• In fact, if they sign Harper, a couple of those corner outfielders could be used as trade bait for a third baseman or as part of a Realmuto deal. (The Padres would also likely send along Francisco Mejia in such a trade with the Marlins.)
A lot of these same arguments can be made about Machado, and with the Padres having a clear opening at third base, you can argue he's a better fit. It would seem, however, that Harper -- as a West Coast guy who has spent his entire career in the NL -- is a more likely bet to choose San Diego.
Now, of course, the question that always arises in these situations: money. Will the Padres spend it? One of the crafty things owners have managed to spin on fans is the idea of limited resources as an excuse to limit spending. Keep this in mind: According to MLB's own public statement, overall revenue across the majors increased $300 million in 2018 while payroll decreased $18 million. That increased revenue is not going to the players. That revenue doesn't include funds that can be hidden, such as from teams' local TV deals. Many teams own a stake in their regional sports network, including Padres CEO Ron Fowler, who has a 20 percent stake in Fox Sports San Diego.

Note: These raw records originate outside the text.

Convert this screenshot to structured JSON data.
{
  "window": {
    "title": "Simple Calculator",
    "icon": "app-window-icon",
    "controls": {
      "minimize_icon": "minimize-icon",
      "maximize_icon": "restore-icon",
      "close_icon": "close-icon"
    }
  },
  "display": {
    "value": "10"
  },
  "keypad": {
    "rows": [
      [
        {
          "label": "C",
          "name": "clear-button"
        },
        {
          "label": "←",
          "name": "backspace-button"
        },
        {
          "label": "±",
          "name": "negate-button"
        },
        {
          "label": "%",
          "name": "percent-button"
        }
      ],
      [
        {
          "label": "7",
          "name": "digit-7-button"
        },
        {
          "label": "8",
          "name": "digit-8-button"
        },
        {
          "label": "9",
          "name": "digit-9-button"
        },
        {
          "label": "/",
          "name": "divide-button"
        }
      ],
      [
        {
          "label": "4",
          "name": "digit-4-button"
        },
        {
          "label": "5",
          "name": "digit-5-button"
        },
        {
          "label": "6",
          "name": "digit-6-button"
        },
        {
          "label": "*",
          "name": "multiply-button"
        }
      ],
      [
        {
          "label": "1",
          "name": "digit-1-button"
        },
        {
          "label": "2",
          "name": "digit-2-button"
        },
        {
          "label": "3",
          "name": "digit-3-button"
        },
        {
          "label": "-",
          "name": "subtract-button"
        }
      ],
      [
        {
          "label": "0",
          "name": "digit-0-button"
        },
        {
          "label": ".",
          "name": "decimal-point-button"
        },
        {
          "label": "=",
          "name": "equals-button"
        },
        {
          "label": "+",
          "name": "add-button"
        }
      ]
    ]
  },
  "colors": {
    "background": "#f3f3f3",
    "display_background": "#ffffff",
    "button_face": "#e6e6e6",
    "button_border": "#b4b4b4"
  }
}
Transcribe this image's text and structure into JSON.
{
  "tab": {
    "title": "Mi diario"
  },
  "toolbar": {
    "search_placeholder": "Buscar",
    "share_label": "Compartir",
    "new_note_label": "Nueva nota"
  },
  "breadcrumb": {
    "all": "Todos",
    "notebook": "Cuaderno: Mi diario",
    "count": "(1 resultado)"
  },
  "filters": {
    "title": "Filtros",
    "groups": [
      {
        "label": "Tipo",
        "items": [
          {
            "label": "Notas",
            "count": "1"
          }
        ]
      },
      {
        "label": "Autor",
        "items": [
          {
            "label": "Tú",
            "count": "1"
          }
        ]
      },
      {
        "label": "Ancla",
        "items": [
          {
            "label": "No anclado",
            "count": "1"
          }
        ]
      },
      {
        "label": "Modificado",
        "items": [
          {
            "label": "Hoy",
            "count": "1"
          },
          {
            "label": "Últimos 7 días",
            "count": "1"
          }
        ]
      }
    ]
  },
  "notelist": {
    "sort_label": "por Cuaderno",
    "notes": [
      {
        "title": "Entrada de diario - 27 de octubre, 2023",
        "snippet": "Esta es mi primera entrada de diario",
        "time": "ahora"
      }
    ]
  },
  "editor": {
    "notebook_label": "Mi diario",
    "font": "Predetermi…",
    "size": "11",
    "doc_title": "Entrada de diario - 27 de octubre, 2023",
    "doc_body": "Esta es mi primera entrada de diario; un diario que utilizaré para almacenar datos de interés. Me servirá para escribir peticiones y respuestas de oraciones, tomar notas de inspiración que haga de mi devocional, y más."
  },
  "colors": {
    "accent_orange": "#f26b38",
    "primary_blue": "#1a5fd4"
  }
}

In other words: Money is out there if teams want to spend it. In the Padres' case, the team recently shared some financial numbers with Kevin Acee of the San Diego Union-Tribune. The Padres claim that only a $35 million cash call from ownership and a $68 million payment after MLB sold BAMTech allowed the team to break even. (The article didn't define over what period of years "break even" referred to.)
Back in 2015, when then-rookie general manager A.J. Preller conducted his offseason frenzy that included trading for Matt Kemp and Craig Kimbrel and signing James Shields, the Padres went from 77 wins to ... 74. In the Union-Tribune article, the Padres say they increased payroll $40 million that offseason, but saw just a $15 million increase in ticket and merchandise revenue. That winter's poor results seemed to have scared off Fowler.
"I didn't need much change in my belief, but it convinced me that the business model didn't work," Fowler said. "We had a blip in terms of revenue ... [and] we dug a big hole for ourselves."
According to Cot's Contracts, the Padres' payroll was only $25 million higher in 2015, but the point is that this all sounds like owner-speak for why they don't want to risk spending the money on free agents. Of course, this is the franchise that gave $144 million last offseason to Hosmer, so who knows.
Anyway, Cot's projects the Padres' current payroll at ... just $80 million. They do have the long-term commitments to Hosmer (through 2025) and Wil Myers (through 2022), but with so many incoming prospects, their roster is going to be full of dirt-cheap youngsters. Even with Harper at $30 million per season, the payroll would still sit below last year's $130 million figure.
So, there is room for Harper. There is room for Harper and Realmuto. Or Harper and Dallas Keuchel. Or Harper and Mike Moustakas to play third base. How about this lineup once Fernando Tatis Jr. -- Keith Law's No. 1 overall prospect -- gets called up, maybe after the All-Star break:
2B Luis Urias
C J.T. Realmuto
RF Bryce Harper
LF Wil Myers
1B Eric Hosmer
3B Mike Moustakas
SS Fernando Tatis Jr.
CF Manual Margot
Pitchers Chris Paddack and Logan Allen are just about MLB-ready and could join the rotation at some point this season, while others like MacKenzie Gore and Adrian Morejon are further away. That's why a veteran leader like Keuchel makes sense.
In the end, it's all part of the big question: How much do the Padres want to win? Because signing Bryce Harper will make them a better -- and certainly more interesting -- team. Fowler's group purchased the Padres in 2012 and he has yet to see his franchise have even a winning season. But maybe it doesn't matter: The value of the franchise has grown from its $600 million purchase price to an estimated $1.2 billion.